== DATA EXCERPTS

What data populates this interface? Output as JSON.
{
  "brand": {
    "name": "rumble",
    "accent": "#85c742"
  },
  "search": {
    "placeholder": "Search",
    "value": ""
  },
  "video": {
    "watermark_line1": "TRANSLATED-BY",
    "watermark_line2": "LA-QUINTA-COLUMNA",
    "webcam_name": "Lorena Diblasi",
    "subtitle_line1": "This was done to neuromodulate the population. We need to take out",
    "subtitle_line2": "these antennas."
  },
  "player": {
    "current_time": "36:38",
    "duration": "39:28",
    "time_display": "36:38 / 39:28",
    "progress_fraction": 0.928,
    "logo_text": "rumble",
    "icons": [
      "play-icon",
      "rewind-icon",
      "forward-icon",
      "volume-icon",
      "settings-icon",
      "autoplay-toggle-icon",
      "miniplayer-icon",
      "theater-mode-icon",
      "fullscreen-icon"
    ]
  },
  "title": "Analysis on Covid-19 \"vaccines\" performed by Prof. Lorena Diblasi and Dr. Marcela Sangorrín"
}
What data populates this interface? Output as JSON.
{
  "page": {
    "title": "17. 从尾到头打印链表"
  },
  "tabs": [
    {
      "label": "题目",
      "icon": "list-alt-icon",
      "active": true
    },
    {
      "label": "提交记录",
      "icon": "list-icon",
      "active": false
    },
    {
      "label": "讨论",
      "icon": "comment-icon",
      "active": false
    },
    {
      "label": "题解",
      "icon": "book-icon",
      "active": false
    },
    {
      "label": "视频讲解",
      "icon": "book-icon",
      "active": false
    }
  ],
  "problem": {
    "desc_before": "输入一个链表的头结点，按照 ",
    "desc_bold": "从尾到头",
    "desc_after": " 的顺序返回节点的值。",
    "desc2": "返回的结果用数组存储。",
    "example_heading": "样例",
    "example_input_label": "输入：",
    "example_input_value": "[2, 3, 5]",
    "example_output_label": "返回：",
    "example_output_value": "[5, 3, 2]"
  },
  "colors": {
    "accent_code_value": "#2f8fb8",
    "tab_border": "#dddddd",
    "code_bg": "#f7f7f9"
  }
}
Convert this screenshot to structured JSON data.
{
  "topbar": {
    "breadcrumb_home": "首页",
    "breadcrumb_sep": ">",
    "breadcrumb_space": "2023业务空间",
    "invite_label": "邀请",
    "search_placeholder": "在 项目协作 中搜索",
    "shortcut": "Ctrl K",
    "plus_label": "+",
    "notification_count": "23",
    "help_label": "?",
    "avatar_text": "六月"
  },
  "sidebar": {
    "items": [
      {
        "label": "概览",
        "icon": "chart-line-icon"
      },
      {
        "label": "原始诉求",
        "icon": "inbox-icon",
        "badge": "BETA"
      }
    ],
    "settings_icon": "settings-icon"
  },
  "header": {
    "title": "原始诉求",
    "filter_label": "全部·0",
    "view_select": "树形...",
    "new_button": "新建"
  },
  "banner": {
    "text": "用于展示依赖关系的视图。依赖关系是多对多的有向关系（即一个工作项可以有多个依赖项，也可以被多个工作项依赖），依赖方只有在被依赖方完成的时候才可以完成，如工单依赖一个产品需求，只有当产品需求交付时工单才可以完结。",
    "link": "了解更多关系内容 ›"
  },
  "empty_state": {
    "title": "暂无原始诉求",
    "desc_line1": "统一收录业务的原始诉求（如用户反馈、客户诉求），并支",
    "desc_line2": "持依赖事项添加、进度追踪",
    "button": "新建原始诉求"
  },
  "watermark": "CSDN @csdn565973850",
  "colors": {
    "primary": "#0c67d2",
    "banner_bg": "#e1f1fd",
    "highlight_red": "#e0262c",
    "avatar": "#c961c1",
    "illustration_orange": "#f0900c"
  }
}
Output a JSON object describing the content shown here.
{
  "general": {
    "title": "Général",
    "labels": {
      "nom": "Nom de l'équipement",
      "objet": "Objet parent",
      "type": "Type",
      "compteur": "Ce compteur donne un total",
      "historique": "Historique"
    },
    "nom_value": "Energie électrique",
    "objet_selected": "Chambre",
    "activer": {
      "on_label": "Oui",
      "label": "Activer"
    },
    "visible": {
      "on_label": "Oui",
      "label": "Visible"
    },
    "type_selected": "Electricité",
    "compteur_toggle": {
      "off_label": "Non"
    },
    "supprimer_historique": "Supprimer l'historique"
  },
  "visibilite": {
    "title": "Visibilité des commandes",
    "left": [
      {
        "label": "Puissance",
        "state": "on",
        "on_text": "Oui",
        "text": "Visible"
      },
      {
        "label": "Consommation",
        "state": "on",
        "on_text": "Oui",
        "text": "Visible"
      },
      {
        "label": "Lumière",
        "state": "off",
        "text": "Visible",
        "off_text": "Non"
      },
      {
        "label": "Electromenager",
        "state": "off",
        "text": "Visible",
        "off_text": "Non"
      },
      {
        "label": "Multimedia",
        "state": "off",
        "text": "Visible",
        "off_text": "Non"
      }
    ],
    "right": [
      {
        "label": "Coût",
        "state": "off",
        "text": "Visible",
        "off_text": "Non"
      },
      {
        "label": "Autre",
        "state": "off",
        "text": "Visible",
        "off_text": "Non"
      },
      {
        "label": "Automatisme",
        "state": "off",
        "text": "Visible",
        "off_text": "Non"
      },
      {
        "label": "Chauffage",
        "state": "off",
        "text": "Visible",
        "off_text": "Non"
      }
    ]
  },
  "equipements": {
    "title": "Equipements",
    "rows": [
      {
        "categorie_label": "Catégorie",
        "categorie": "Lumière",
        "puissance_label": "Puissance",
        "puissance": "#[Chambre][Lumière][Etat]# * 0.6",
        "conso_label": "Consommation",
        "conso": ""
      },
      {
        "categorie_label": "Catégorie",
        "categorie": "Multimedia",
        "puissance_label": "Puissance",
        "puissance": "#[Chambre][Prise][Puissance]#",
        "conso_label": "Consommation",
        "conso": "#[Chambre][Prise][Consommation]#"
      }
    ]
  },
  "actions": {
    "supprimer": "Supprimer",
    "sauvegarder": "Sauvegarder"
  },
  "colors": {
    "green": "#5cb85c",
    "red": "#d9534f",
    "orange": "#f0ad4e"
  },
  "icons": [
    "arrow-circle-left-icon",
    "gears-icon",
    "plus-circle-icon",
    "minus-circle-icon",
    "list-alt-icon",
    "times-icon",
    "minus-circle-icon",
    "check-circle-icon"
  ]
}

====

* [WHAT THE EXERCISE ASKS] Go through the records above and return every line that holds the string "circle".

* [RESULT OF THE TASK]
    "arrow-circle-left-icon",
    "plus-circle-icon",
    "minus-circle-icon",
    "minus-circle-icon",
    "check-circle-icon"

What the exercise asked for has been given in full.